Where Maxfield led others followed, forcing the Methodist Conference to adopt guidelines for the sake of good order. In 1746 Conference identified three key questions to ask of those called to preach:
1. Has he grace?
2. Has he gifts as well as grace?
3. Has he fruit?
And concluded: “As long as these three marks occur in anyone, we believe he is called of God to preach. These we receive as sufficient proof that he is moved thereto by the Holy Spirit.”
Unfortunately, as a man of his era, Wesley was unable to fully extend the same principle to women. Generally he believed women ought not to preach, although they might lead prayer, class meetings, and offer a short word of exhortation. And yet there were those – and their names ought to be remembered – women like Mary Bosanquet, Sarah Crosby, Ann Cutler and Sarah Mallet – whose work he could not deny and whose preaching was confirmed by a harvesting of souls.
Rather than giving general sanction to women preachers, to the end of his life Wesley insisted on judging each case by its merits. He even sent a message to Mr Peacock, the minister at Grimsby:
“I desire Mr Peacock to put a final stop to the preaching of women in his circuit. If it were suffered it would grow, and we know not where it would end.” 
Although Wesley spoke disapprovingly, his words proved prophetic. Great has been the company of preachers, both men and women. This is (fortuitously) represented in the two preachers who are being authorized this evening. Dawn, you follow in the footsteps of those pioneering women, who shared not just the same conditions as their male colleagues, but also faced the considerable prejudice and opposition of the age in which they lived. And you are a testimony to those in this present day and age who still think that the pulpit is no place for a woman.
 So what is the distinctive calling of local preachers and their contribution to the church today? The key is in that word ‘local’. The early local preachers were able to preach in local dialects, in the everyday language of ordinary folk. They related local concerns to scripture and theology. A modern word we might use to describe them is ‘contextual’; in other words their preaching and practice arose out of their familiarity with their local context. This is still true of our local preachers. What they bring is their rootedness in the local community and local church.
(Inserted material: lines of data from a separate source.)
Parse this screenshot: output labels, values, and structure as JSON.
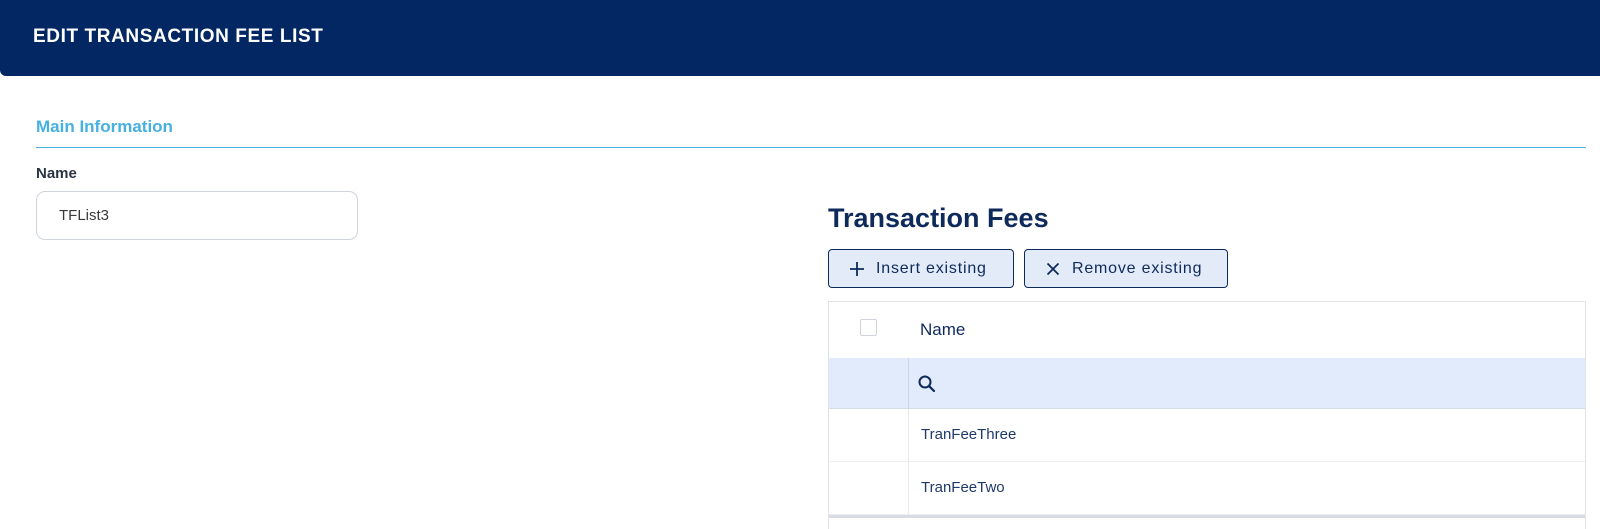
{
  "header": {
    "title": "EDIT TRANSACTION FEE LIST"
  },
  "main_information": {
    "section_title": "Main Information",
    "name_label": "Name",
    "name_value": "TFList3"
  },
  "transaction_fees": {
    "title": "Transaction Fees",
    "insert_button": "Insert existing",
    "remove_button": "Remove existing",
    "columns": [
      "Name"
    ],
    "rows": [
      {
        "name": "TranFeeThree"
      },
      {
        "name": "TranFeeTwo"
      }
    ]
  },
  "colors": {
    "header_bg": "#022762",
    "section_accent": "#46b0e0",
    "button_bg": "#e3ebf9",
    "filter_row_bg": "#e1ebfb"
  },
  "icons": {
    "insert": "plus-icon",
    "remove": "close-icon",
    "filter": "search-icon"
  }
}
We should not be surprised that God raises up people from amongst us to lead worship and preach. God acts for the benefit of the Church and for the fulfilment of his mission. The Church needs local preachers in order to hear the gospel spoken from the context of the world. It needs to hear the expression of Christian faith that has been tested and deepened in the home and the workplace, in the business and busyness of everyday life. This is something that both Dawn and Brian bring to our worship: (to use a rather well worn expression) a heart for the local community .
Later we will have the opportunity to hear Brian and Dawn give their testimonies, of how they experienced God’s call to preach. Perhaps God is calling you to that same ministry. If you want to know more, speak to me, or Brian or Dawn.
And may God bless and encourage us all, preachers and people, as together we share in the task of proclaiming ‘the glad tidings of salvation.’
(1) For Wesley’s Aldersgate experience and subsequent descent into field preaching I am indebted to Rupert E. Davies, Methodism chapter 3.
(2) The story of Thomas Maxfield is based on the account in Leslie F. Church, More about the Early Methodist People, chapter 3 ‘The First Local Preachers’.
(3) Quoted in Leslie F. Church, More about the Early Methodist People, chapter 4 ‘Women Preachers’.
(4) The following two paragraphs are based on the leaflet Called to Preach (Methodist Church Discipleship and Ministries office)